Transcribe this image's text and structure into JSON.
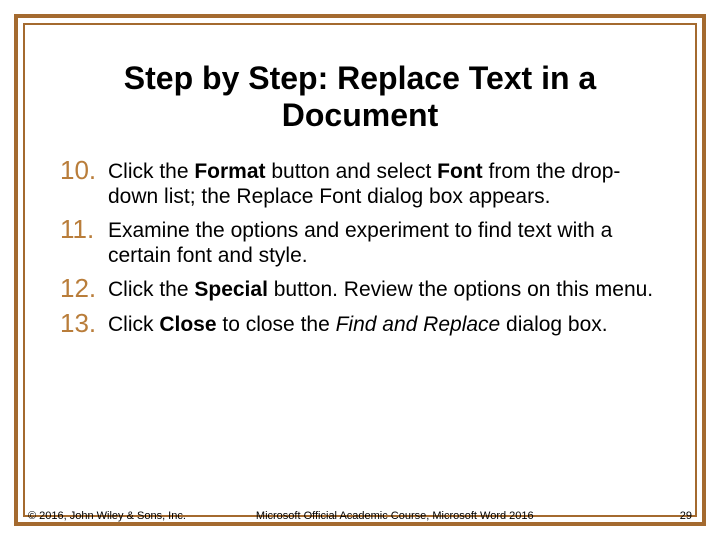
{
  "title": "Step by Step: Replace Text in a Document",
  "steps": [
    {
      "n": "10.",
      "html": "Click the <b>Format</b> button and select <b>Font</b> from the drop-down list; the Replace Font dialog box appears."
    },
    {
      "n": "11.",
      "html": "Examine the options and experiment to find text with a certain font and style."
    },
    {
      "n": "12.",
      "html": "Click the <b>Special</b> button. Review the options on this menu."
    },
    {
      "n": "13.",
      "html": "Click <b>Close</b> to close the <i>Find and Replace</i> dialog box."
    }
  ],
  "footer": {
    "copyright": "© 2016, John Wiley & Sons, Inc.",
    "course": "Microsoft Official Academic Course, Microsoft Word 2016",
    "page": "29"
  }
}
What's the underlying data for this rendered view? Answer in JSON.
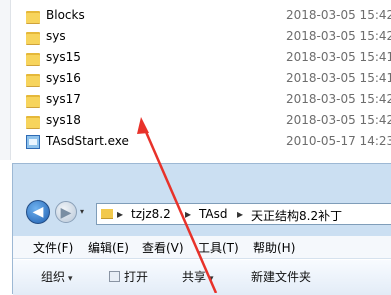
{
  "files": [
    {
      "name": "Blocks",
      "date": "2018-03-05 15:42",
      "icon": "folder-icon"
    },
    {
      "name": "sys",
      "date": "2018-03-05 15:42",
      "icon": "folder-icon"
    },
    {
      "name": "sys15",
      "date": "2018-03-05 15:41",
      "icon": "folder-icon"
    },
    {
      "name": "sys16",
      "date": "2018-03-05 15:41",
      "icon": "folder-icon"
    },
    {
      "name": "sys17",
      "date": "2018-03-05 15:42",
      "icon": "folder-icon"
    },
    {
      "name": "sys18",
      "date": "2018-03-05 15:42",
      "icon": "folder-icon"
    },
    {
      "name": "TAsdStart.exe",
      "date": "2010-05-17 14:23",
      "icon": "exe-file-icon"
    }
  ],
  "explorer": {
    "nav": {
      "back_glyph": "◀",
      "forward_glyph": "▶",
      "history_glyph": "▾"
    },
    "address": {
      "sep": "▸",
      "crumbs": [
        "tzjz8.2",
        "TAsd",
        "天正结构8.2补丁"
      ]
    },
    "menu": [
      "文件(F)",
      "编辑(E)",
      "查看(V)",
      "工具(T)",
      "帮助(H)"
    ],
    "toolbar": {
      "organize": "组织",
      "open": "打开",
      "share": "共享",
      "new_folder": "新建文件夹",
      "caret": "▾"
    }
  },
  "colors": {
    "annotation_arrow": "#e8322a",
    "folder": "#f2c94c",
    "explorer_frame": "#cbdff2"
  }
}
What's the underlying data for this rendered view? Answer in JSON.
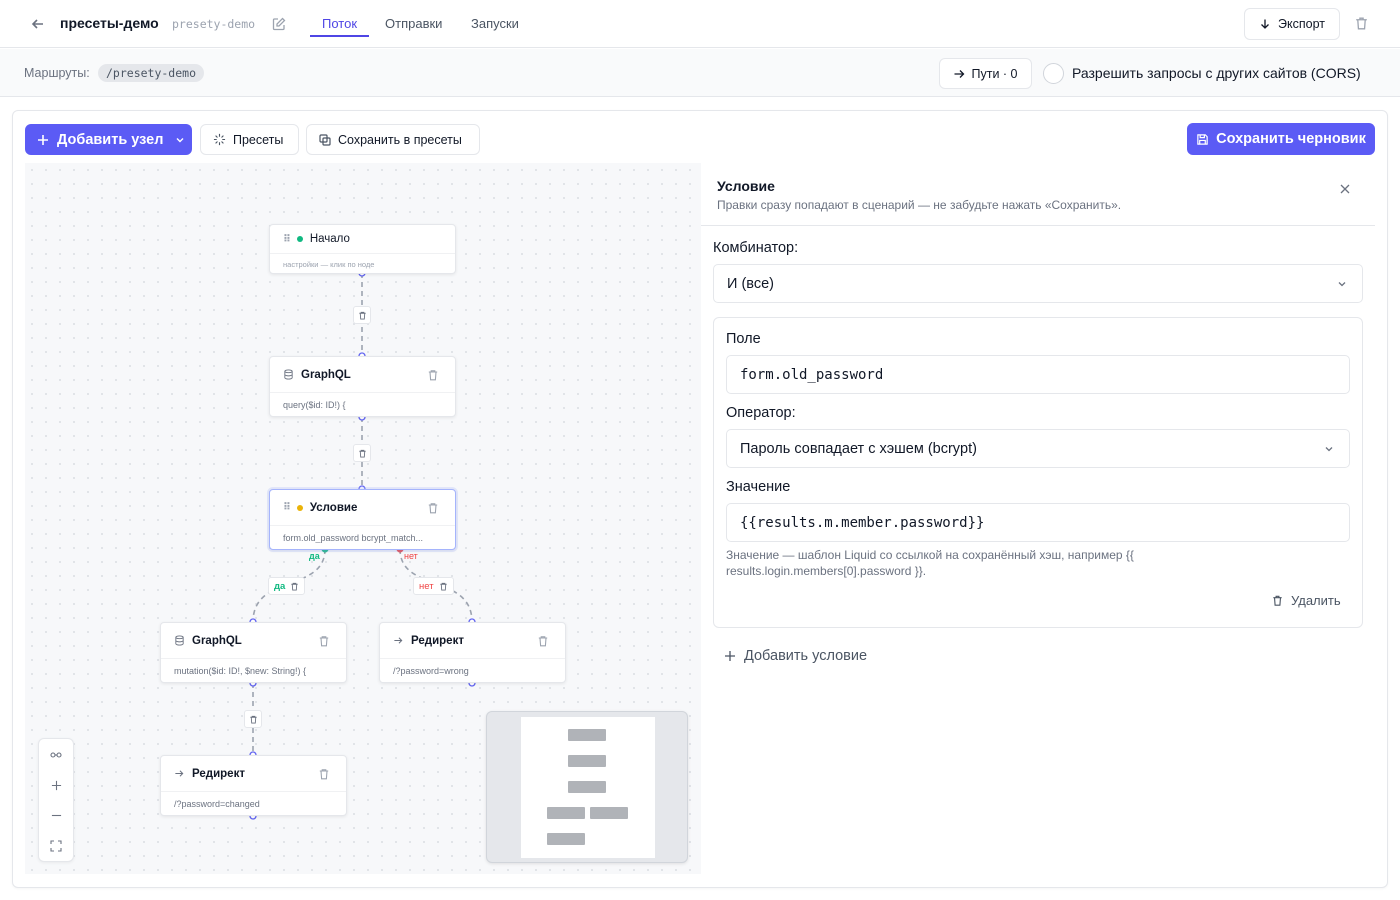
{
  "header": {
    "project_title": "пресеты-демо",
    "project_slug": "presety-demo",
    "tabs": [
      {
        "label": "Поток",
        "active": true
      },
      {
        "label": "Отправки",
        "active": false
      },
      {
        "label": "Запуски",
        "active": false
      }
    ],
    "export_label": "Экспорт"
  },
  "subbar": {
    "routes_label": "Маршруты:",
    "route": "/presety-demo",
    "paths_label": "Пути · 0",
    "cors_label": "Разрешить запросы с других сайтов (CORS)",
    "cors_enabled": false
  },
  "toolbar": {
    "add_node_label": "Добавить узел",
    "presets_label": "Пресеты",
    "save_presets_label": "Сохранить в пресеты",
    "save_draft_label": "Сохранить черновик"
  },
  "flow": {
    "nodes": [
      {
        "id": "start",
        "title": "Начало",
        "body": "настройки — клик по ноде",
        "status_color": "#10b981"
      },
      {
        "id": "gql1",
        "title": "GraphQL",
        "body": "query($id: ID!) {"
      },
      {
        "id": "cond",
        "title": "Условие",
        "body": "form.old_password bcrypt_match...",
        "status_color": "#eab308"
      },
      {
        "id": "gql2",
        "title": "GraphQL",
        "body": "mutation($id: ID!, $new: String!) {"
      },
      {
        "id": "redir1",
        "title": "Редирект",
        "body": "/?password=wrong"
      },
      {
        "id": "redir2",
        "title": "Редирект",
        "body": "/?password=changed"
      }
    ],
    "branch_yes": "да",
    "branch_no": "нет",
    "colors": {
      "yes": "#10b981",
      "no": "#ef4444",
      "handle": "#6366f1"
    }
  },
  "panel": {
    "title": "Условие",
    "subtitle": "Правки сразу попадают в сценарий — не забудьте нажать «Сохранить».",
    "combinator_label": "Комбинатор:",
    "combinator_value": "И (все)",
    "condition": {
      "field_label": "Поле",
      "field_value": "form.old_password",
      "operator_label": "Оператор:",
      "operator_value": "Пароль совпадает с хэшем (bcrypt)",
      "value_label": "Значение",
      "value_value": "{{results.m.member.password}}",
      "hint": "Значение — шаблон Liquid со ссылкой на сохранённый хэш, например {{ results.login.members[0].password }}.",
      "delete_label": "Удалить"
    },
    "add_condition_label": "Добавить условие"
  },
  "theme": {
    "accent": "#5b5bf5"
  }
}
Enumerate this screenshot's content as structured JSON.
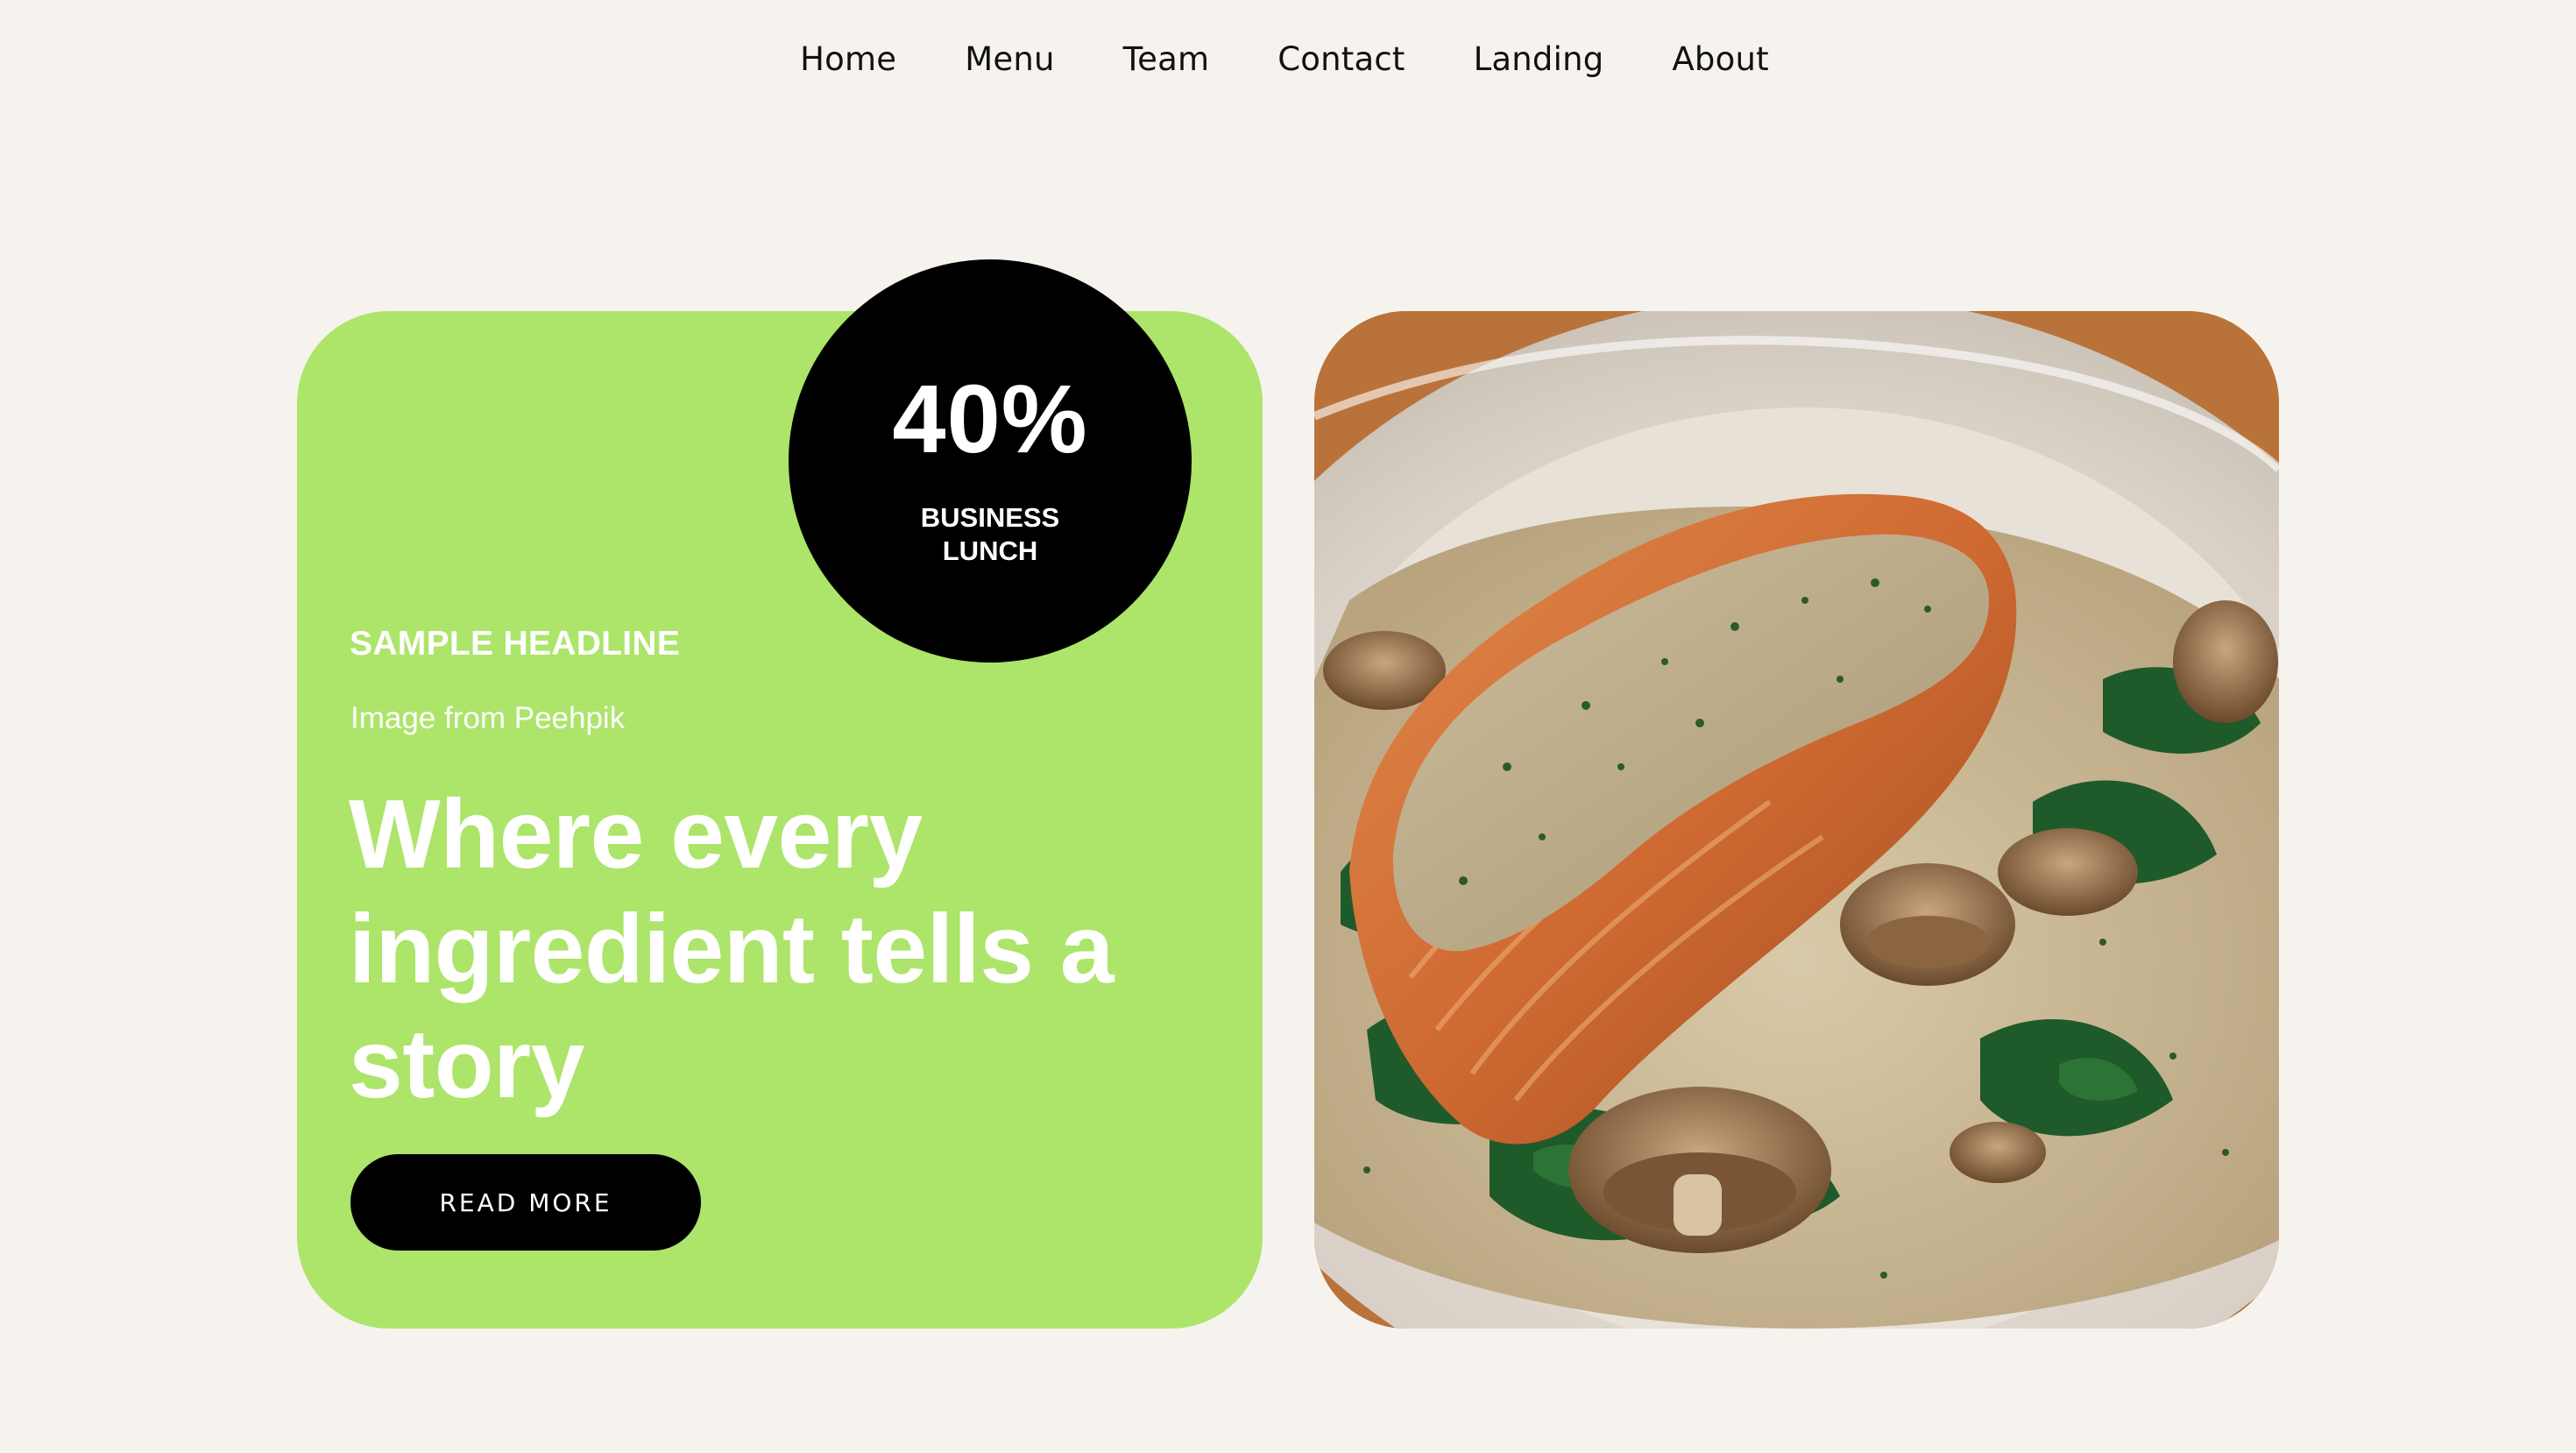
{
  "nav": {
    "items": [
      {
        "label": "Home"
      },
      {
        "label": "Menu"
      },
      {
        "label": "Team"
      },
      {
        "label": "Contact"
      },
      {
        "label": "Landing"
      },
      {
        "label": "About"
      }
    ]
  },
  "promo": {
    "badge": {
      "value": "40%",
      "label": "BUSINESS LUNCH"
    },
    "eyebrow": "SAMPLE HEADLINE",
    "credit": "Image from Peehpik",
    "headline": "Where every ingredient tells a story",
    "cta_label": "READ MORE"
  },
  "colors": {
    "background": "#f6f3ee",
    "card_green": "#ade46a",
    "badge": "#000000",
    "button": "#000000"
  },
  "photo": {
    "icon": "salmon-dish-photo"
  }
}
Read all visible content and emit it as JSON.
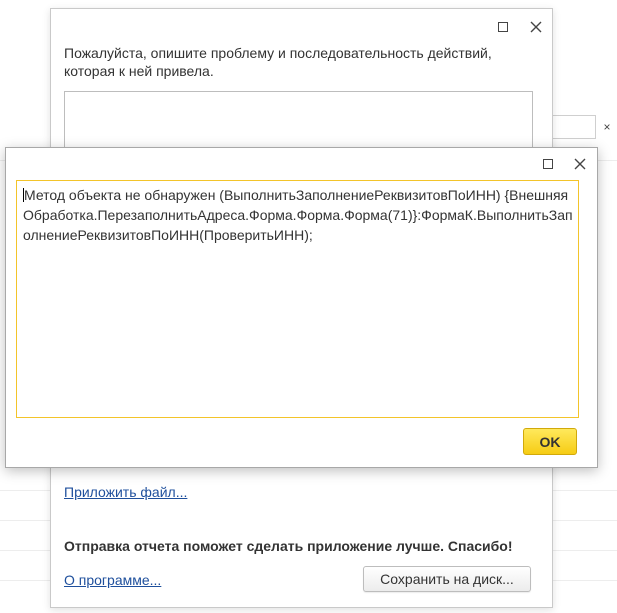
{
  "report_dialog": {
    "prompt": "Пожалуйста, опишите проблему и последовательность действий, которая к ней привела.",
    "attach_link": "Приложить файл...",
    "thanks_text": "Отправка отчета поможет сделать приложение лучше. Спасибо!",
    "about_link": "О программе...",
    "save_button": "Сохранить на диск..."
  },
  "background": {
    "close_glyph": "×"
  },
  "error_dialog": {
    "message": "Метод объекта не обнаружен (ВыполнитьЗаполнениеРеквизитовПоИНН) {ВнешняяОбработка.ПерезаполнитьАдреса.Форма.Форма.Форма(71)}:ФормаК.ВыполнитьЗаполнениеРеквизитовПоИНН(ПроверитьИНН);",
    "ok_button": "OK"
  },
  "colors": {
    "accent_yellow": "#f6cc14",
    "field_border_yellow": "#f3c42a",
    "link_blue": "#1e4f9c"
  }
}
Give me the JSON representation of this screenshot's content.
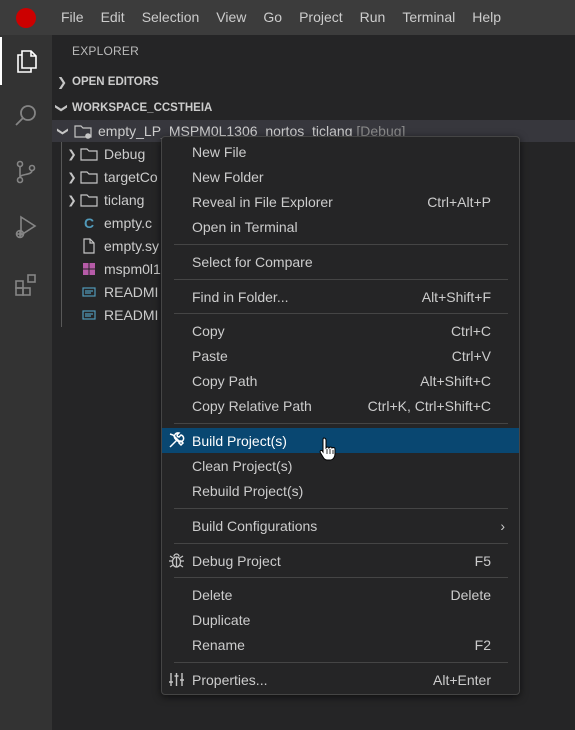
{
  "menubar": {
    "items": [
      "File",
      "Edit",
      "Selection",
      "View",
      "Go",
      "Project",
      "Run",
      "Terminal",
      "Help"
    ]
  },
  "activity_bar": {
    "icons": [
      "explorer-icon",
      "search-icon",
      "source-control-icon",
      "run-debug-icon",
      "extensions-icon"
    ]
  },
  "explorer": {
    "title": "EXPLORER",
    "open_editors": "OPEN EDITORS",
    "workspace": "WORKSPACE_CCSTHEIA",
    "root": {
      "name": "empty_LP_MSPM0L1306_nortos_ticlang",
      "tag": "[Debug]"
    },
    "items": [
      {
        "name": "Debug",
        "kind": "folder"
      },
      {
        "name": "targetCo",
        "kind": "folder"
      },
      {
        "name": "ticlang",
        "kind": "folder"
      },
      {
        "name": "empty.c",
        "kind": "c-file"
      },
      {
        "name": "empty.sy",
        "kind": "file"
      },
      {
        "name": "mspm0l1",
        "kind": "windows-file"
      },
      {
        "name": "READMI",
        "kind": "readme-file"
      },
      {
        "name": "READMI",
        "kind": "readme-file"
      }
    ]
  },
  "context_menu": {
    "new_file": "New File",
    "new_folder": "New Folder",
    "reveal": {
      "label": "Reveal in File Explorer",
      "key": "Ctrl+Alt+P"
    },
    "open_terminal": "Open in Terminal",
    "select_compare": "Select for Compare",
    "find_in_folder": {
      "label": "Find in Folder...",
      "key": "Alt+Shift+F"
    },
    "copy": {
      "label": "Copy",
      "key": "Ctrl+C"
    },
    "paste": {
      "label": "Paste",
      "key": "Ctrl+V"
    },
    "copy_path": {
      "label": "Copy Path",
      "key": "Alt+Shift+C"
    },
    "copy_relative_path": {
      "label": "Copy Relative Path",
      "key": "Ctrl+K, Ctrl+Shift+C"
    },
    "build_project": "Build Project(s)",
    "clean_project": "Clean Project(s)",
    "rebuild_project": "Rebuild Project(s)",
    "build_configurations": "Build Configurations",
    "debug_project": {
      "label": "Debug Project",
      "key": "F5"
    },
    "delete": {
      "label": "Delete",
      "key": "Delete"
    },
    "duplicate": "Duplicate",
    "rename": {
      "label": "Rename",
      "key": "F2"
    },
    "properties": {
      "label": "Properties...",
      "key": "Alt+Enter"
    }
  },
  "colors": {
    "highlight": "#094771",
    "logo": "#cc0000"
  }
}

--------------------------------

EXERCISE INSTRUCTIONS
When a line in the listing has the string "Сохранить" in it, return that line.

RESPONSE TO THE TASK
    "save_presets_label": "Сохранить в пресеты",
    "save_draft_label": "Сохранить черновик"
    "subtitle": "Правки сразу попадают в сценарий — не забудьте нажать «Сохранить».",
    "save_button": "Сохранить на диск..."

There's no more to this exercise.